■ **Required work**:
Where does the word "document" show up in the records? Copy every line that has it.

(Component data from apps and pages)
──────────────────────────────
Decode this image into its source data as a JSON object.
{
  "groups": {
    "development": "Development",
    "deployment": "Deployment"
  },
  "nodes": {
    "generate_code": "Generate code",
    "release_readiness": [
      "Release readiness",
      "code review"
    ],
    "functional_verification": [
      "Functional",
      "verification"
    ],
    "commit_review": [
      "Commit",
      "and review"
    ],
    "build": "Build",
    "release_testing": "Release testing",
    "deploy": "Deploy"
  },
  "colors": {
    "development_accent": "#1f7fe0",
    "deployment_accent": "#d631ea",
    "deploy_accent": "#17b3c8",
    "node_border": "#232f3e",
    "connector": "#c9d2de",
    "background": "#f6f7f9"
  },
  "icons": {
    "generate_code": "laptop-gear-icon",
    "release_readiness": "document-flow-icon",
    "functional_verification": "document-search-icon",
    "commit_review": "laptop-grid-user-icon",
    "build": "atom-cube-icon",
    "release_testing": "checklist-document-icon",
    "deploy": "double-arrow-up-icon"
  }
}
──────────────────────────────
■ **Solution for this exercise**:
    "release_readiness": "document-flow-icon",
    "functional_verification": "document-search-icon",
    "release_testing": "checklist-document-icon",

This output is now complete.